Bachelors and spinsters are concepts consigned to history. But figures suggest that new terms might be needed as the number of single people in their 50s has doubled in 15 years.
Analysis of ONS figures for the Sunday Telegraph show that the number of people in their fifties who have never been married or in a civil partnership, and who do not cohabit has almost doubled since 2002, from 377,180 to 724,439.
While the overall number of people who have never married or been in a civil partnership has increased slightly from 20,092,604 in 2002 to 22,678,798 in 2015, the increase has been significant for those in their late forties, fifties and sixties.
The shift is particularly striking among women. The number in their early fifties who have never married has increased by 150 per cent in 13 years, from 74,941 in 2002 to 185,694 in 2015.
Among men the number increased from 135,216 to 228,078, a 70 per cent rise. Meanwhile plunging divorce rates suggest that those who do marry are now less likely to split. Analysis published in December suggested that divorce fell to its lowest level for 40 years in 2014.
Experts suggest that commitment-phobic "silver singles" may have experienced their parents splitting up when children as divorce laws were liberalised in the early 1970s.
The Divorce Reform Act of 1969 allowed couples to divorce without having to prove fault – instead they could legally split if they had been separated for two years or more.
The divorce rate increased from 5.9 divorces per 1,000 couples in 1971 to 9.5 in 1972. Divorce rates continued to increase during the 1970s and peaked during the 1990s, at a high of 14.2 splits per 1,000 couples in 1994.
Witnessing people close to you going through such domestic trauma can have a significant deterrent impact when it comes to thinking about one’s own circumstances
Lawyer Alice Couriel
The figures suggest that this spate of divorces had a long-term effect on those who lived through it, particularly the children of the first wave of "seventies splitters".
Professor Ann Buchanan, of Oxford University, is a former social worker who researches the effects of divorce on children.
She said: “Divorce wasn’t so acceptable then so they would have been in their 20s and 30s and finding themselves a bit outside the norm.
“Bad experiences with divorce would certainly mean they were less likely to commit themselves,” she said. She added that her own research had shown that otherwise high-achieving young adults carried a strong sense of “sadness” about their parents’ divorces many years after they had taken place.
Debora Price, a professor of social gerontology at Manchester University, agreed that this spate of divorces “almost certainly had an effect”.
She said: "For the first time, lots of children were growing up in households where their parents had divorced.
“There is some suggestion that those children then did not see marriage as something they wanted to achieve.”
She said some children would have been so traumatised by living through difficult divorces that it would have put them off marriage for life.
However, others would have grown up with the idea that marriage was pointless because their parents had split so easily, she added.
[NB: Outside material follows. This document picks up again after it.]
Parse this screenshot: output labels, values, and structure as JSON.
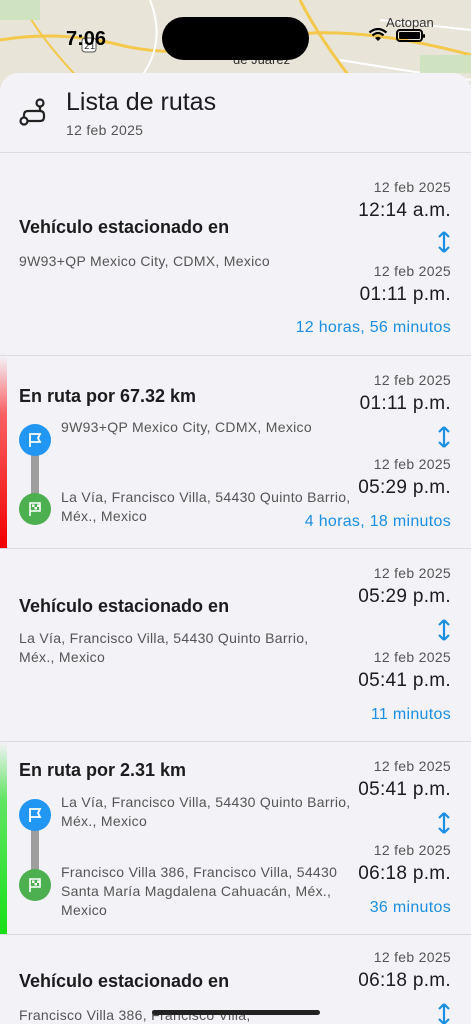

“They may well have witnessed their parents being fine, and then having long-term partners which they did not marry,” she said.
Experts added that a growing number of older people are “living apart together” – in relationships which do not involve cohabiting or marriage.
Alice Couriel, a lawyer with Hall Brown Family Law, said clients who back out of marriage at the last minute have often been traumatised by second-hand experiences of others’ divorces.
She said: “Witnessing people close to you going through such domestic trauma can have a significant deterrent impact when it comes to thinking about one’s own circumstances.
“As a result, many men and women have naturally become more wary about situations which may compromise their own sense of stability and financial security.”
Research suggests that unmarried people are more likely to have health problems, leading to concerns that the growing population of older singletons could be costly for the NHS.
Official US Government research has found that never-married older people are more likely to struggle with health problems or poverty than married people.